|Project by DaveTPilot||posted 03-06-2011 07:02 PM||4011 views||1 time favorited||5 comments|
This cabinet was to serve as a companion to the Cedar Plant Stand I posted some time ago. It is designed to conceal bags of planting soil underneath and provide an additional shelf for potted plants on top.
With the exception of the knobs, it is made from 100% untreated cedar. I used brass hinges for the doors, which are held closed by 3mm rare earth magnets glued into holes I drilled with a forstner bit.
The customers wanted the cabinet to fit into an asymmetric corner. It measures 23 1/2” x 20 1/2” x 36”. They wanted to see the end of the slats from both directions and have them meet at the bisecting line. Because the top is a rectangle and not a square, it was a bit of a challenge to line up the slats.

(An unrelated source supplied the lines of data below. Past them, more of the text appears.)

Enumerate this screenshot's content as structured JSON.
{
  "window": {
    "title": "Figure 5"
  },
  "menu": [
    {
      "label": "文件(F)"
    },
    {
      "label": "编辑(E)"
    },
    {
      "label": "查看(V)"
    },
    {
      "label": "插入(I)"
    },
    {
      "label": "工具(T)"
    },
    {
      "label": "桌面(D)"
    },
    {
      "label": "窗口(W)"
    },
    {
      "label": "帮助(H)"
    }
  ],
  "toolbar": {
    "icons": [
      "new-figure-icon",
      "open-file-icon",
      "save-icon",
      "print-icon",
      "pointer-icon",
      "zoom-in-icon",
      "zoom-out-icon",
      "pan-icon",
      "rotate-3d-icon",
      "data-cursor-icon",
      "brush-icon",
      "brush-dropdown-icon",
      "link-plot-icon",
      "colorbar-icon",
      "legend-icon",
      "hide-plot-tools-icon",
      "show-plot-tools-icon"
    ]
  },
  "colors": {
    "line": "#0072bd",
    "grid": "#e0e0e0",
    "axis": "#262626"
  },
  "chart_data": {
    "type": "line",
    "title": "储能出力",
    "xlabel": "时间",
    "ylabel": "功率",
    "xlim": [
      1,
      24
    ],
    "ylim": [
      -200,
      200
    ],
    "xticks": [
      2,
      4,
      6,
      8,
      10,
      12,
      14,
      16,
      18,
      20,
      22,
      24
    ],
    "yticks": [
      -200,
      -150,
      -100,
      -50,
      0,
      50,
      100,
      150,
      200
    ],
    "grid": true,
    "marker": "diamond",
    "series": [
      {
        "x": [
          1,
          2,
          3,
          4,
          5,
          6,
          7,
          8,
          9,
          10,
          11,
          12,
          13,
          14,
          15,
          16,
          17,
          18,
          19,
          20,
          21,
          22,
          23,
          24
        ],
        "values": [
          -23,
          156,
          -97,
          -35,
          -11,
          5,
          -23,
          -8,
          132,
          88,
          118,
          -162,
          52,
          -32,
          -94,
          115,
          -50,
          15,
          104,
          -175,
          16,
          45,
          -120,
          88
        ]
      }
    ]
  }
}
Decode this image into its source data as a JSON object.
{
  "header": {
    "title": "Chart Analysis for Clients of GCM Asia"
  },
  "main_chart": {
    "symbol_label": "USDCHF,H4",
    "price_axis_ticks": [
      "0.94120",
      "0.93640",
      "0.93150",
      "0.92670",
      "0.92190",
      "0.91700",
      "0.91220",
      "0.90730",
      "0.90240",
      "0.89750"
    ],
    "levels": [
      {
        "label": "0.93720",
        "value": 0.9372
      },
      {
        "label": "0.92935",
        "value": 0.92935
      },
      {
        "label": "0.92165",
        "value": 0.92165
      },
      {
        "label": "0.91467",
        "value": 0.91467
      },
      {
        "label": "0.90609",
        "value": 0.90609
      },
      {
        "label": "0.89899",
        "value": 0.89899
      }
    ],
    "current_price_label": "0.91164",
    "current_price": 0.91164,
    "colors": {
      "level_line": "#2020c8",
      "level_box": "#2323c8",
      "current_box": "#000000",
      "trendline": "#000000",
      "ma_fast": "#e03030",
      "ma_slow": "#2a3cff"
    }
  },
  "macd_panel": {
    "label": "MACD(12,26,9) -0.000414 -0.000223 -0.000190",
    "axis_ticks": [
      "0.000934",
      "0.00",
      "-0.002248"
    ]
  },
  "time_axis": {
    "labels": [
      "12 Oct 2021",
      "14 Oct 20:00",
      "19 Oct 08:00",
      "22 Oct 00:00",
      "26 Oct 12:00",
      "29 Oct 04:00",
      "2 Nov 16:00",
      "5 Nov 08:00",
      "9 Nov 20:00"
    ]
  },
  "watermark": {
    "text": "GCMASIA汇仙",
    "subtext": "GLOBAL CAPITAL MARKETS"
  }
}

They don’t meet at a 45° angle so I used Sketchup to quickly figure out the angles. The long slats are cut at 41° and the shorter slats at 49°. Because of the angle difference, the slats had to be cut at different widths. The long slats are 2” and the shorter slats are 2 5/16”. Again, Sketchup made short work of figuring that out.
I titled this post Cedar Storage Cabinet – A Sad Story and stated at the beginning that this cabinet was to serve as a companion…
...and now the rest of the story.
One of the customers also employees me as his corporate pilot. My friend, also a pilot, contracts with us on a part time basis. He also contracts with the customers as a handyman. He was commissioned to build the plant stand and storage cabinet but lacking the tools and the woodworking knowledge, asked for my assistance. My boss is a very generous man and treats me very well in my job. I was more than happy to offer my services, gratis, for my boss and to help my friend.
We finished the cabinet, took pictures and loaded it into his pickup truck for delivery. Ten minutes after he pulled out of my driveway, my phone rang. The tie downs were not strong enough to keep the cabinet in the back of the truck traveling at 70 mph!
One of the doors, miraculously, detached at the hinges and remained in the truck. The rest of the cabinet became a pile of splintered cedar and shattered craftsmanship. My heart sunk at the news. I felt sick and saddened but in the grand scheme of things, it was just an object. I can build another one.
I thank God that no one was injured as cars swerved to avoid the wreckage that represented several days in the shop.
-- How valuable is time to a person who spends his disparaging the beliefs of others? --David Berthelette www.pilotwoodworks.com